"We do a lot. However, we know we can always do more and find ways to improve. We are listening," Johnson said. 

Edina Police Chief Dave Nelson said Thursday that many have reached out with concerns and he's listening, welcoming "these tough conversations as they will help us continue to progress in law enforcement and heal from this tragedy together." 

Nelson pointed out that the department's required training for officers and its Race and Equity work plan is available online. He described the department's hiring process as "lengthy and extremely in-depth to make sure that the person we are hiring meets those high standards and the City's values of integrity, quality and service." 

"I can speak for all of our officers when I say that every member of the Edina Police Department takes pride in wearing our badge and we won't shy away from having these tough conversations. Our success depends on the trust from the public and we will work hard every day to earn and keep it," Nelson said. 

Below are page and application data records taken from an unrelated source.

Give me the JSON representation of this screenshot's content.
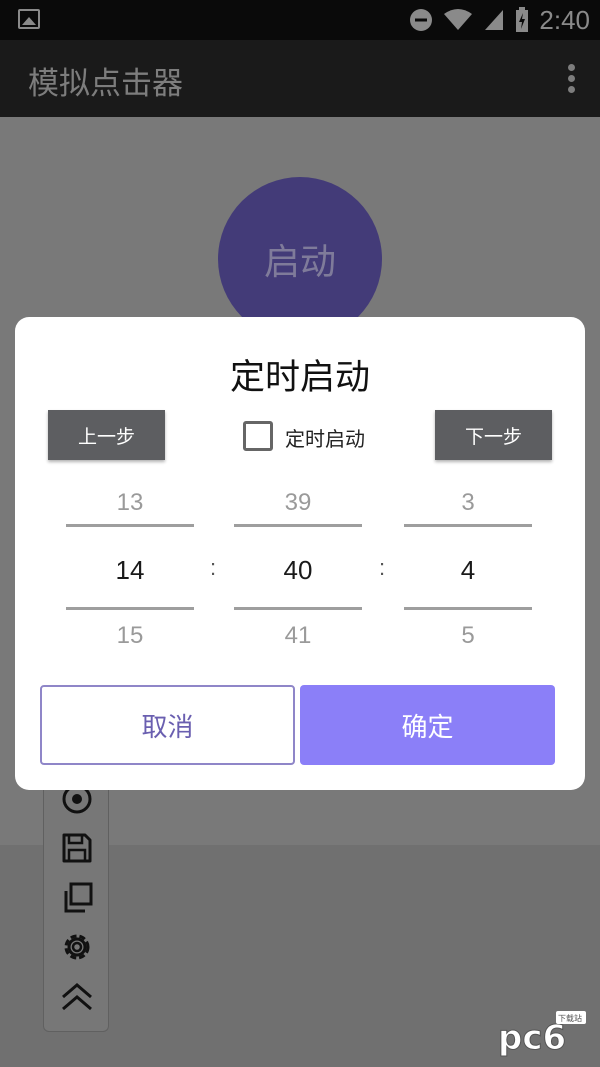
{
  "status_bar": {
    "time": "2:40"
  },
  "app_bar": {
    "title": "模拟点击器"
  },
  "main": {
    "start_button_label": "启动"
  },
  "dialog": {
    "title": "定时启动",
    "prev_step_label": "上一步",
    "next_step_label": "下一步",
    "timer_checkbox_label": "定时启动",
    "timer_checkbox_checked": false,
    "hour": {
      "prev": "13",
      "current": "14",
      "next": "15"
    },
    "minute": {
      "prev": "39",
      "current": "40",
      "next": "41"
    },
    "second": {
      "prev": "3",
      "current": "4",
      "next": "5"
    },
    "separator": ":",
    "cancel_label": "取消",
    "confirm_label": "确定"
  },
  "toolbar_icons": [
    "record-icon",
    "save-icon",
    "copy-icon",
    "settings-icon",
    "collapse-up-icon"
  ],
  "colors": {
    "accent": "#8b7ff8",
    "start_button": "#433b78"
  }
}
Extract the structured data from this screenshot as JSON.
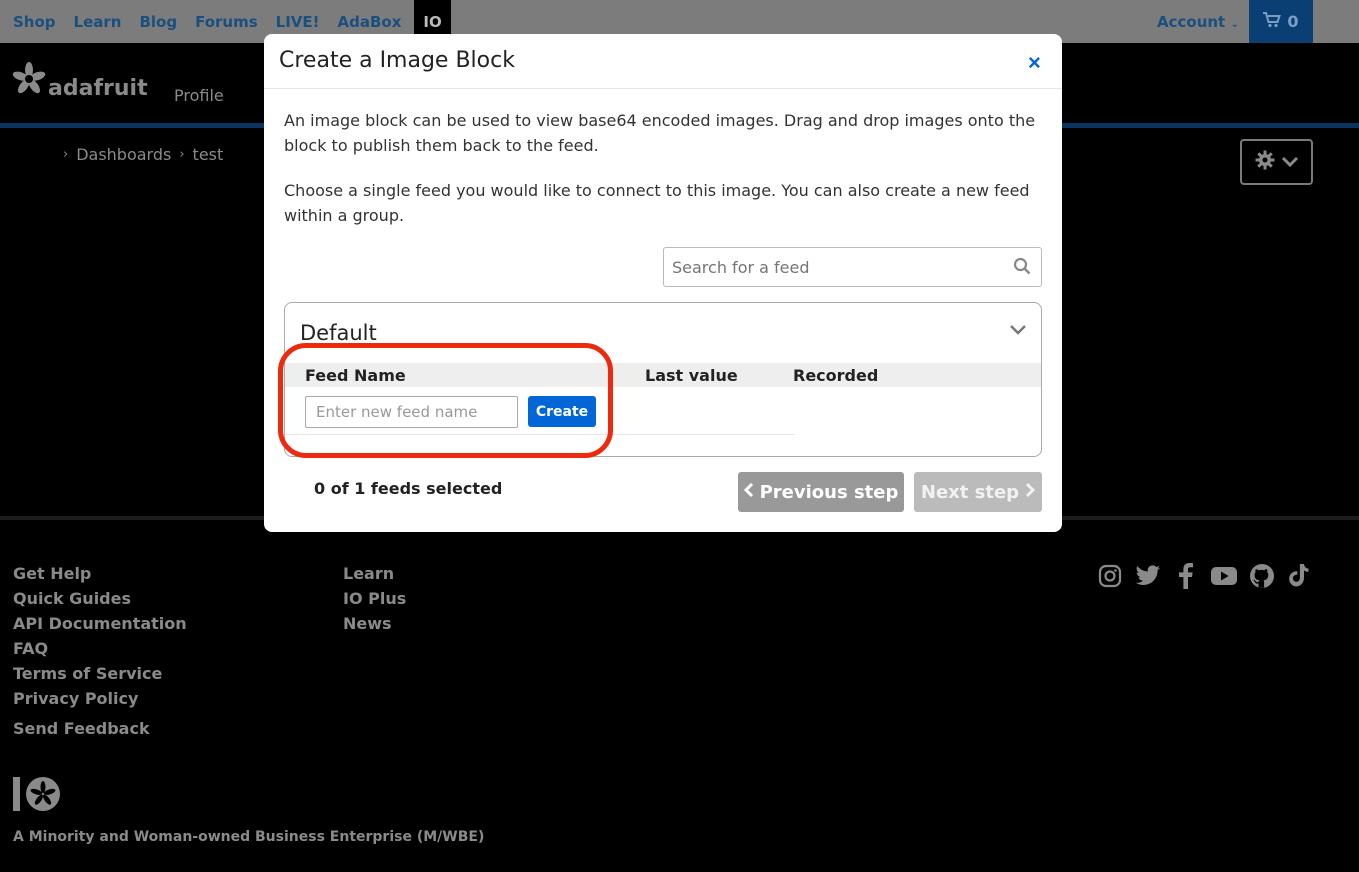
{
  "topnav": {
    "links": [
      "Shop",
      "Learn",
      "Blog",
      "Forums",
      "LIVE!",
      "AdaBox"
    ],
    "io_tab": "IO",
    "account": "Account",
    "cart_count": "0"
  },
  "header": {
    "logo_text": "adafruit",
    "profile": "Profile"
  },
  "breadcrumb": {
    "dashboards": "Dashboards",
    "current": "test"
  },
  "modal": {
    "title": "Create a Image Block",
    "close": "×",
    "description": "An image block can be used to view base64 encoded images. Drag and drop images onto the block to publish them back to the feed.",
    "instruction": "Choose a single feed you would like to connect to this image. You can also create a new feed within a group.",
    "search_placeholder": "Search for a feed",
    "group": {
      "name": "Default",
      "columns": [
        "Feed Name",
        "Last value",
        "Recorded"
      ],
      "new_feed_placeholder": "Enter new feed name",
      "create_label": "Create"
    },
    "selected_status": "0 of 1 feeds selected",
    "prev_label": "Previous step",
    "next_label": "Next step"
  },
  "footer": {
    "col1": [
      "Get Help",
      "Quick Guides",
      "API Documentation",
      "FAQ",
      "Terms of Service",
      "Privacy Policy"
    ],
    "col2": [
      "Learn",
      "IO Plus",
      "News"
    ],
    "feedback": "Send Feedback",
    "social_icons": [
      "instagram-icon",
      "twitter-icon",
      "facebook-icon",
      "youtube-icon",
      "github-icon",
      "tiktok-icon"
    ],
    "mwbe": "A Minority and Woman-owned Business Enterprise (M/WBE)"
  },
  "colors": {
    "accent": "#0366d6",
    "highlight": "#ee2a0e",
    "nav_link": "#1a4f7e"
  }
}
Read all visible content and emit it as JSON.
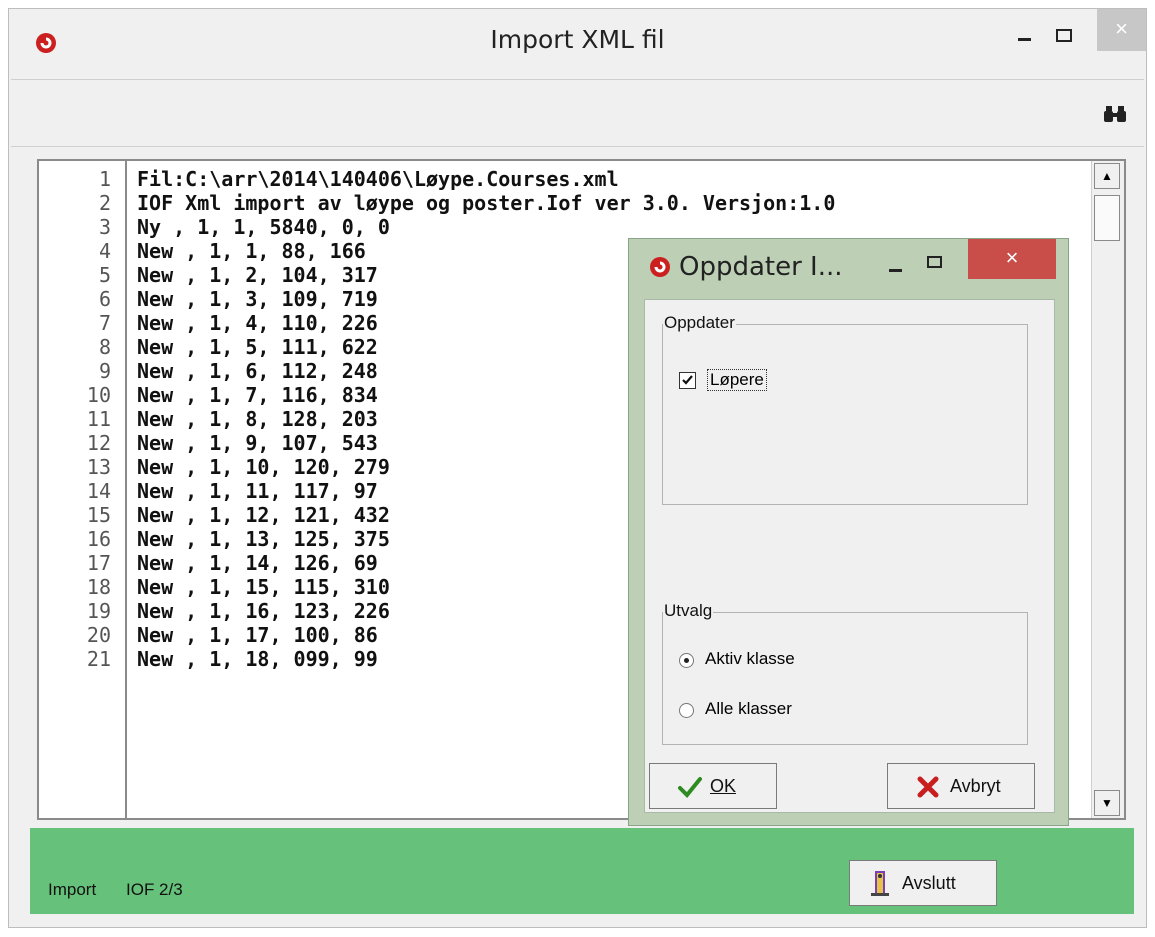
{
  "window": {
    "title": "Import XML fil",
    "close_glyph": "×",
    "icons": [
      "app-icon",
      "minimize-icon",
      "maximize-icon",
      "close-icon",
      "binoculars-icon"
    ]
  },
  "editor": {
    "lines": [
      {
        "num": "1",
        "text": "Fil:C:\\arr\\2014\\140406\\Løype.Courses.xml"
      },
      {
        "num": "2",
        "text": "IOF Xml import av løype og poster.Iof ver 3.0. Versjon:1.0"
      },
      {
        "num": "3",
        "text": "Ny , 1, 1, 5840, 0, 0"
      },
      {
        "num": "4",
        "text": "New , 1, 1, 88, 166"
      },
      {
        "num": "5",
        "text": "New , 1, 2, 104, 317"
      },
      {
        "num": "6",
        "text": "New , 1, 3, 109, 719"
      },
      {
        "num": "7",
        "text": "New , 1, 4, 110, 226"
      },
      {
        "num": "8",
        "text": "New , 1, 5, 111, 622"
      },
      {
        "num": "9",
        "text": "New , 1, 6, 112, 248"
      },
      {
        "num": "10",
        "text": "New , 1, 7, 116, 834"
      },
      {
        "num": "11",
        "text": "New , 1, 8, 128, 203"
      },
      {
        "num": "12",
        "text": "New , 1, 9, 107, 543"
      },
      {
        "num": "13",
        "text": "New , 1, 10, 120, 279"
      },
      {
        "num": "14",
        "text": "New , 1, 11, 117, 97"
      },
      {
        "num": "15",
        "text": "New , 1, 12, 121, 432"
      },
      {
        "num": "16",
        "text": "New , 1, 13, 125, 375"
      },
      {
        "num": "17",
        "text": "New , 1, 14, 126, 69"
      },
      {
        "num": "18",
        "text": "New , 1, 15, 115, 310"
      },
      {
        "num": "19",
        "text": "New , 1, 16, 123, 226"
      },
      {
        "num": "20",
        "text": "New , 1, 17, 100, 86"
      },
      {
        "num": "21",
        "text": "New , 1, 18, 099, 99"
      }
    ],
    "scroll_up_glyph": "▲",
    "scroll_down_glyph": "▼"
  },
  "status": {
    "label1": "Import",
    "label2": "IOF 2/3",
    "exit_button": "Avslutt"
  },
  "dialog": {
    "title": "Oppdater I...",
    "close_glyph": "×",
    "group_update": "Oppdater",
    "checkbox_runners": "Løpere",
    "checkbox_checked": true,
    "group_selection": "Utvalg",
    "radio_active_class": "Aktiv klasse",
    "radio_all_classes": "Alle klasser",
    "selected_radio": "Aktiv klasse",
    "ok_button": "OK",
    "cancel_button": "Avbryt"
  },
  "colors": {
    "status_bar": "#66c17a",
    "dialog_frame": "#bdd0b6",
    "dialog_close": "#c94d49",
    "app_icon": "#cc1f1f",
    "ok_check": "#2e8b22",
    "cancel_x": "#c81e1e"
  }
}
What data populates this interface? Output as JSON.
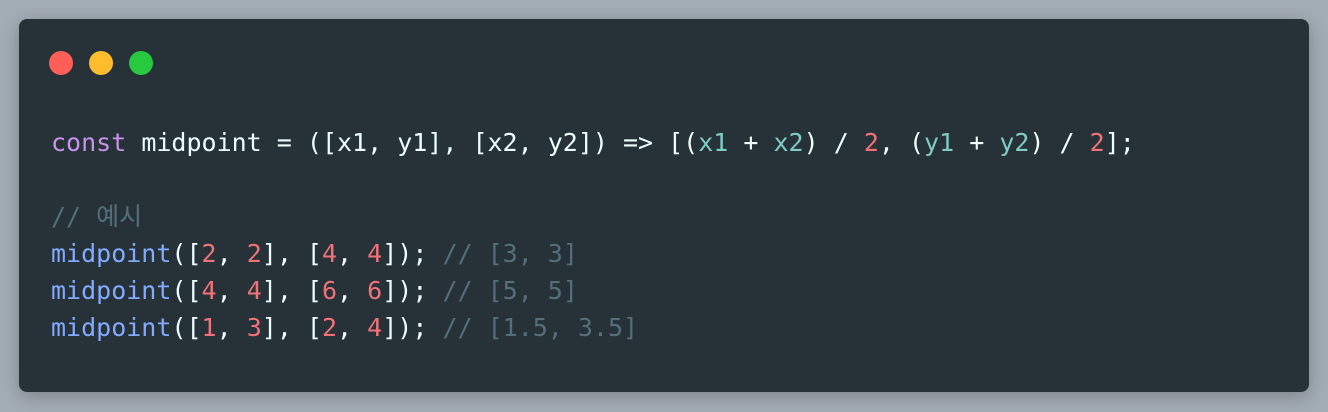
{
  "window": {
    "controls": [
      {
        "name": "close-button",
        "color": "#ff5f56"
      },
      {
        "name": "minimize-button",
        "color": "#ffbd2e"
      },
      {
        "name": "zoom-button",
        "color": "#27c93f"
      }
    ]
  },
  "code": {
    "language": "javascript",
    "lines": [
      [
        {
          "t": "const",
          "k": "kw"
        },
        {
          "t": " midpoint = ",
          "k": "plain"
        },
        {
          "t": "([x1, y1], [x2, y2]) => [(",
          "k": "plain"
        },
        {
          "t": "x1",
          "k": "param"
        },
        {
          "t": " + ",
          "k": "plain"
        },
        {
          "t": "x2",
          "k": "param"
        },
        {
          "t": ") / ",
          "k": "plain"
        },
        {
          "t": "2",
          "k": "num"
        },
        {
          "t": ", (",
          "k": "plain"
        },
        {
          "t": "y1",
          "k": "param"
        },
        {
          "t": " + ",
          "k": "plain"
        },
        {
          "t": "y2",
          "k": "param"
        },
        {
          "t": ") / ",
          "k": "plain"
        },
        {
          "t": "2",
          "k": "num"
        },
        {
          "t": "];",
          "k": "plain"
        }
      ],
      [],
      [
        {
          "t": "// 예시",
          "k": "comment"
        }
      ],
      [
        {
          "t": "midpoint",
          "k": "fn"
        },
        {
          "t": "([",
          "k": "plain"
        },
        {
          "t": "2",
          "k": "num"
        },
        {
          "t": ", ",
          "k": "plain"
        },
        {
          "t": "2",
          "k": "num"
        },
        {
          "t": "], [",
          "k": "plain"
        },
        {
          "t": "4",
          "k": "num"
        },
        {
          "t": ", ",
          "k": "plain"
        },
        {
          "t": "4",
          "k": "num"
        },
        {
          "t": "]); ",
          "k": "plain"
        },
        {
          "t": "// [3, 3]",
          "k": "comment"
        }
      ],
      [
        {
          "t": "midpoint",
          "k": "fn"
        },
        {
          "t": "([",
          "k": "plain"
        },
        {
          "t": "4",
          "k": "num"
        },
        {
          "t": ", ",
          "k": "plain"
        },
        {
          "t": "4",
          "k": "num"
        },
        {
          "t": "], [",
          "k": "plain"
        },
        {
          "t": "6",
          "k": "num"
        },
        {
          "t": ", ",
          "k": "plain"
        },
        {
          "t": "6",
          "k": "num"
        },
        {
          "t": "]); ",
          "k": "plain"
        },
        {
          "t": "// [5, 5]",
          "k": "comment"
        }
      ],
      [
        {
          "t": "midpoint",
          "k": "fn"
        },
        {
          "t": "([",
          "k": "plain"
        },
        {
          "t": "1",
          "k": "num"
        },
        {
          "t": ", ",
          "k": "plain"
        },
        {
          "t": "3",
          "k": "num"
        },
        {
          "t": "], [",
          "k": "plain"
        },
        {
          "t": "2",
          "k": "num"
        },
        {
          "t": ", ",
          "k": "plain"
        },
        {
          "t": "4",
          "k": "num"
        },
        {
          "t": "]); ",
          "k": "plain"
        },
        {
          "t": "// [1.5, 3.5]",
          "k": "comment"
        }
      ]
    ]
  }
}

In a message to Minnetonka residents, the city's leadership described how as "a predominantly white suburb only a handful of miles from Minneapolis, we’re forced to look harder at the disparities that exist right here in our community."

"It is our responsibility now and always to ask what role we can play in demanding equity where it is lacking. And then we must act," the message, signed by Minnetonka Mayor Brad Wiersum, Police Chief Scott Boerboom and City Manager Geralyn Barone, stated. 

The city said its police chief will openly discuss the department’s use-of-force policy and de-escalation training at a June 8 council meeting and it'll soon be putting info about specific police policies and training on the city's website. Additionally, the Minnetonka Police Department plans to continue working closely with local faith leaders and communities of color to gain a better understanding of all voices in the city, and to learn where they need to step up and make changes.